3

I'm reading a book which states the following sentence:

When our flight was delayed, we all had a meal at the airline's expense.

I've tried to find in the following dictionary the definition of the word expense in this context but I'm not sure which one of them is the right.

To which definition in the following dictionary is matched? Dictionary.com: expense

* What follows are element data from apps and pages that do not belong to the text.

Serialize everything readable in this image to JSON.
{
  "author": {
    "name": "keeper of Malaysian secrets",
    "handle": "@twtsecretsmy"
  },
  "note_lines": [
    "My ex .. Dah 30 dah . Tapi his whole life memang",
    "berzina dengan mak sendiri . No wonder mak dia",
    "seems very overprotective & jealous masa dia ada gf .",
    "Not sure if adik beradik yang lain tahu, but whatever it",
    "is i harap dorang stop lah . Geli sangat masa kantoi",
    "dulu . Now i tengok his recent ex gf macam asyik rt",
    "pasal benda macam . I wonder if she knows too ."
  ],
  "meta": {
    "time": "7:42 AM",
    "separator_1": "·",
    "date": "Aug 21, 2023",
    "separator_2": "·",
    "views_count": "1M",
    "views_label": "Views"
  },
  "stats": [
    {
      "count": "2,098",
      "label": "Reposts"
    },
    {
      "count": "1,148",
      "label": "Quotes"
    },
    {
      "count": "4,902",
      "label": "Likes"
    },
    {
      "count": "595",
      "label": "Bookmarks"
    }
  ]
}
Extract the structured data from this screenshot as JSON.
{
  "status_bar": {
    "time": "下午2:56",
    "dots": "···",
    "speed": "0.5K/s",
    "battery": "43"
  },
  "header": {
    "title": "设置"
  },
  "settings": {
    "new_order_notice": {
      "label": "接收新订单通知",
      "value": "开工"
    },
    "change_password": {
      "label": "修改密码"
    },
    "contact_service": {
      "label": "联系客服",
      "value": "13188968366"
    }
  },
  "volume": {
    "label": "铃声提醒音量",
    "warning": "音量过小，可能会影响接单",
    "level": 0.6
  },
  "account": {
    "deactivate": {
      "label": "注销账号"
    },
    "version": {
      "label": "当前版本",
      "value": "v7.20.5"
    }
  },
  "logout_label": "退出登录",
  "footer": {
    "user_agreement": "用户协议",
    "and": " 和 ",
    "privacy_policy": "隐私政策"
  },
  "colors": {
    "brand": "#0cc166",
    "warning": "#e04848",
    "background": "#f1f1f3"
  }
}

4
  • If you read the entire page at that URL, you will see this link: dictionary.com/browse/at--the--expense--of (By the way, you should always consult multiple dictionaries, and be sure to read example sentences. The OneLook site makes it easy to look up a word in many dictionaries. Oct 31, 2016 at 2:57
  • Thank you for the advice. I saw the example of "at the expense of" but I wasn't sure about it. the definition which Max brought from the Oxford dictionary, looks more exact and immediately answers on my question without any doubt. Oct 31, 2016 at 4:45
  • 1
    Very good! Be sure to make a bookmark for onelook.com and use it whenever you need to consult a dictionary. There are many different dictionaries, but no single dictionary has the perfect definition and usage example of every word. If you read and understand all of the entries, and especially all of the example sentences, you will have a better chance of learning how a given word is used. Oct 31, 2016 at 4:58
  • Really it's just the first one: cost
    – shawnt00
    Nov 3, 2016 at 16:43

2 Answers 2

6

I'm not entirely happy with the entries given in the link.

  1. at someone's expense
    Paid for by someone.
    ‘the document was printed at the taxpayer's expense’
    1.1 With someone as the victim, especially of a joke.
    ‘my friends all had a good laugh at my expense’

So in OP's example, the airline paid for "our" meals. In other words, the meals were free to compensate "us" for the delay.

0
2

Towards a more general definition...

When something is "at someone's|something's expense" :

We had a meal at the airline's expense.

The joke was at his expense.

You planted those shade trees at my garden's expense.

The cuckoo lays its eggs in the nest of another species of bird, at the expense of the other bird's chicks.

the cost is borne by that person or entity, and the "cost" can be literal (an expenditure of money, a loss of income) or figurative, such as loss of "face", a loss of standing in a group or community, a (permanent or momentary) loss of respect, or, as in the case of the garden, a loss of growth, a result of being deprived of sunlight, or a loss of life itself, as in the case of the birds in the nest.

0

You must log in to answer this question.

Not the answer you're looking for? Browse other questions tagged .